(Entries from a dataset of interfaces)
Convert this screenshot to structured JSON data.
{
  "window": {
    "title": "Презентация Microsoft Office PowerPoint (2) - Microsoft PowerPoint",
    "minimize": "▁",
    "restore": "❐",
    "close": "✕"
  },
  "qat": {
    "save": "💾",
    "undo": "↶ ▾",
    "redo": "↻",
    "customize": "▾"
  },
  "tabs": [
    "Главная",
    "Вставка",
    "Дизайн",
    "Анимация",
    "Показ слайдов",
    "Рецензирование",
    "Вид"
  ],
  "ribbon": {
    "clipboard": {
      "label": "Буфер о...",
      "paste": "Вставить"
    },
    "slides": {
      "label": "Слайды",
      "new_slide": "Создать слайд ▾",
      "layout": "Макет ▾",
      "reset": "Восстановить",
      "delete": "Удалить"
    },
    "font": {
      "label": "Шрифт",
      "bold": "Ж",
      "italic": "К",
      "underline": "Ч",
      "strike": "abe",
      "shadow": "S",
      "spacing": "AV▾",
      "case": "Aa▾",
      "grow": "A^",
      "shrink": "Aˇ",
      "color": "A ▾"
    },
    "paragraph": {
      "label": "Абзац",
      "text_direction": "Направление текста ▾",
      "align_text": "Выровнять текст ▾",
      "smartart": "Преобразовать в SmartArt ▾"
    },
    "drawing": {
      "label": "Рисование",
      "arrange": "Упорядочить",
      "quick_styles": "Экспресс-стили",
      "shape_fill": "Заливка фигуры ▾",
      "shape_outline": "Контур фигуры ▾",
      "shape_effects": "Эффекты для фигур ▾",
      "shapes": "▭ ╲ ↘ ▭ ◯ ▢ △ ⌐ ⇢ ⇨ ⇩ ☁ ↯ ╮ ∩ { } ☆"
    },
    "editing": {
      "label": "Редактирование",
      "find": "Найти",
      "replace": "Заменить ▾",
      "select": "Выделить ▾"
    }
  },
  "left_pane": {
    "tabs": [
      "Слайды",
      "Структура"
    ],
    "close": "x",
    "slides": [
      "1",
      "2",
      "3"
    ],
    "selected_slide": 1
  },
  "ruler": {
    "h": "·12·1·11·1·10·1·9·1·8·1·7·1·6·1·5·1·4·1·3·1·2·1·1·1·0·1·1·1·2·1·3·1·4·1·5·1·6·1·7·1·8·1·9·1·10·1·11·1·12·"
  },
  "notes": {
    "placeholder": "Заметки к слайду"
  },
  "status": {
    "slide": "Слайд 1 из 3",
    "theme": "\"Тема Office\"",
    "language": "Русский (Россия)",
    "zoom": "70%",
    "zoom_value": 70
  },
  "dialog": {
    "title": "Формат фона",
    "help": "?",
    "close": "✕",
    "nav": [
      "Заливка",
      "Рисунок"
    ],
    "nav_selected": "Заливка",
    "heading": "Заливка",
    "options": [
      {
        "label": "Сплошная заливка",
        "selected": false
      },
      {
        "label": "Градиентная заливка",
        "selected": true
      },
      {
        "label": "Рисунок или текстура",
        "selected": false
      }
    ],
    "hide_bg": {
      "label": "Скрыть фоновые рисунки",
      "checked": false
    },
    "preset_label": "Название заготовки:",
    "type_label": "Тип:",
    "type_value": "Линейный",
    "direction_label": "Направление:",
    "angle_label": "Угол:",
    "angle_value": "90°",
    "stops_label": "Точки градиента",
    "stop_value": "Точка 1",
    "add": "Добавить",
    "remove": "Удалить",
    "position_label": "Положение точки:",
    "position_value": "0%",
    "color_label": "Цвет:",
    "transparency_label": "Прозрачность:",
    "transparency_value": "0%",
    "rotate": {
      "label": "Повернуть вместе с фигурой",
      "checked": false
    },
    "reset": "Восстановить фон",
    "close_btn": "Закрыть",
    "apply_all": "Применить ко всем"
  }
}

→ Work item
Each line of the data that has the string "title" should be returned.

→ Answer space
    "title": "Презентация Microsoft Office PowerPoint (2) - Microsoft PowerPoint",
    "title": "Формат фона",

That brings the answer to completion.